By John Schaffner

Atlanta Mayor Shirley Franklin unveiled April 30 a $541 million proposed budget for the coming fiscal year, which starts July 1, and her plan includes raising property taxes to collect an additional $56 million.

Some Atlanta City Council members indicated they are willing raise property taxes, especially because the budget would end city worker furloughs and put the city’s public safety force — police officers and firefighters — back to what was full strength last year at this time.

However, city officials, civic leaders and some of the folks who hope to become mayor in January say City Hall needs a long-term diagnosis for Atlanta’s financial health.

“We are fighting for our survival,” City Council President Lisa Borders, a mayoral candidate, said during a council retreat May 1.

At least one candidate for mayor this fall, City Councilwoman Mary Norwood of Buckhead, clearly stated opposition to the Franklin budget: “Now is not the right time to raise the tax burden our hardworking families pay to City Hall.”

Franklin said the city needs the tax increase because revenue from sales taxes and other fees is far below past levels, thanks to the ongoing recession. Twenty percent of the city money comes from sales taxes. Fees from the city’s hotel and motel tax is down, as is revenue from building and licensing fees. The city has few major revenue options.

City revenues have dropped by $14 million since 2007, which is partially responsible for service cuts — such as closing fire stations and nearly two dozen recreation centers — and layoffs of several hundred employees.

Property taxes represent the largest chunk of the city’s revenue — 28 percent — but that’s lower than other similarly sized cities. More than 60 percent of Charlotte’s revenues come from property taxes.

City officials often note that about one-half of the property taxes homeowners pay go to the Atlanta school system, while one-quarter of the money goes to City Hall.

That is little comfort to groups like the Fulton County Taxpayers Foundation, which has opposed any tax increase. The organization has pushed the city to consider outsourcing city services to get the same level or better results for less money. Franklin has been cautious in outsourcing services.

The proposed tax increase amounts to an additional $236 a year — or nearly $20 a month — for the average city homeowner, according to city officials.
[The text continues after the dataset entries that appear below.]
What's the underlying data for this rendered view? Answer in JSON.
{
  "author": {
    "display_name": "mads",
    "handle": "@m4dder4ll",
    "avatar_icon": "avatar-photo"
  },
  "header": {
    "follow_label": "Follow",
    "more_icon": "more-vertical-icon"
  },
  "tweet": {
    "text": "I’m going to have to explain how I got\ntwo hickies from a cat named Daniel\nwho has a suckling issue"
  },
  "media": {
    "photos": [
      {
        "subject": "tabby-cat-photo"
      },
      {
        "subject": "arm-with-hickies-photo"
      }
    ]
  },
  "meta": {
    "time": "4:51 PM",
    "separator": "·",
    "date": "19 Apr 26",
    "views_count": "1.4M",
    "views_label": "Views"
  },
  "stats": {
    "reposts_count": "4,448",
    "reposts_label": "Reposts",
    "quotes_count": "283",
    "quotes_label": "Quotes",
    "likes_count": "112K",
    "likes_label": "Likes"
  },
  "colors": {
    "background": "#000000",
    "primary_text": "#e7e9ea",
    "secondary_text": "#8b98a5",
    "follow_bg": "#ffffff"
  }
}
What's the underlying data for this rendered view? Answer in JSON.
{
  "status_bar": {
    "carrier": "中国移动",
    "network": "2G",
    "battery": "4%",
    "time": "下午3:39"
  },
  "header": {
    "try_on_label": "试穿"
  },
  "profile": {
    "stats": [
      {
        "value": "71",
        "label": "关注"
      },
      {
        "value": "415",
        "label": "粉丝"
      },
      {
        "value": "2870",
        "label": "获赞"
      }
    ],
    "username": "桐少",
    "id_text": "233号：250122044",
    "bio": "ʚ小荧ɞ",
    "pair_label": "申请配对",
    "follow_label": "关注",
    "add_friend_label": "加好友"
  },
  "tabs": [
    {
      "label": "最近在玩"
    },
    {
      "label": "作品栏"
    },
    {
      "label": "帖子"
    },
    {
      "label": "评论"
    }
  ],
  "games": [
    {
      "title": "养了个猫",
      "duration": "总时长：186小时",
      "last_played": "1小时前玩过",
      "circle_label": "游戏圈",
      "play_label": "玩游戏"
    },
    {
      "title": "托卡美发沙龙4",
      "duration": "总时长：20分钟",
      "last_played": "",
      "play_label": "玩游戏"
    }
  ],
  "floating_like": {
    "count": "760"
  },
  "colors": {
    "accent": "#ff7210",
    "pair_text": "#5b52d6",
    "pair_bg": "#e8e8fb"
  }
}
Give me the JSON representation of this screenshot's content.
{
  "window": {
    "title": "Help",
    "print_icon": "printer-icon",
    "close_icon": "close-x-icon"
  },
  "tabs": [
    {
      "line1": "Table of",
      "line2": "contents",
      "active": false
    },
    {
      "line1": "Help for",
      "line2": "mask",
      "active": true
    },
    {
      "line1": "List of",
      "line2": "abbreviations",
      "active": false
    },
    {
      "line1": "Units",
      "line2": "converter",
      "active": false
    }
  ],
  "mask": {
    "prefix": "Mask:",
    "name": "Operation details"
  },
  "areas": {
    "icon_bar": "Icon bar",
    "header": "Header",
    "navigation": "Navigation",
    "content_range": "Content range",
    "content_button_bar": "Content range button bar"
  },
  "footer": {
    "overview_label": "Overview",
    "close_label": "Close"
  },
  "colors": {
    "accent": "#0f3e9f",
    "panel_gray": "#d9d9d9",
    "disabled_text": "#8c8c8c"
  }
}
The average Atlanta home is valued at $239,500. The owner of a home valued at $1 million, of which there are many in Buckhead, would pay $1,161 more in property taxes.

A major problem with the Atlanta budget is employee pensions. Nearly one-fifth of Franklin’s $541 million proposed budget is devoted to pensions. The city’s annual contribution to its three pension plans has nearly tripled from $36.6 million in 2003 to its current level of $100.3 million.

After years of underfunding the pension plans, the City Council this decade approved several changes to its pension contributions, resulting in higher annual obligations.

The mayor’s budget includes spreading out payments to the city’s pension plan over a longer time period, which she said could save Atlanta at least $19 million over the next year. It also includes cutting the city’s corrections budget in half from $38.5 million to $19 million. Her staff has said it is open to negotiations to sell the city jail to Fulton County.

Even before council received the mayor’s budget, Councilman Howard Shook had predicted his fellow council members would be willing to go along with a tax increase this time around. He said the change among some council members is because of their desire to end four-hour-a-week furloughs imposed on city workers in December.

Homeowners have complained that the furloughs threaten public safety with police officers and firefighters working fewer hours. The furloughs would end under the mayor’s plan.

“A property tax increase wouldn’t get very far if it wasn’t going to enhance public safety by ending the furloughs,” said Shook, who chairs the council’s finance committee.

But Shook, a fiscal conservative whose district includes many of Atlanta’s wealthiest neighborhoods, has indicated he is reluctant to vote for a tax increase.

“With a budget in excess of a half-billion dollars, we have the dollars we need to fund our priorities: cops on the beat, fire stations open 24/7, and an end to the furloughs,” Norwood said in an e-mail to supporters. “We have enough money to promote jobs, protect neighborhoods, enforce property codes and alleviate traffic congestion hotspots. But we have to prioritize. We have to make choices.”

Norwood said her choice is to “fund the must-haves like police and fire. Only when we’ve funded our real priorities do we fund the other things that are nice to have.”

She added: “I cannot vote for this tax increase.”

The mayor has said she might continue the furloughs if the tax increase is not passed.

The council must approve the budget by June 30.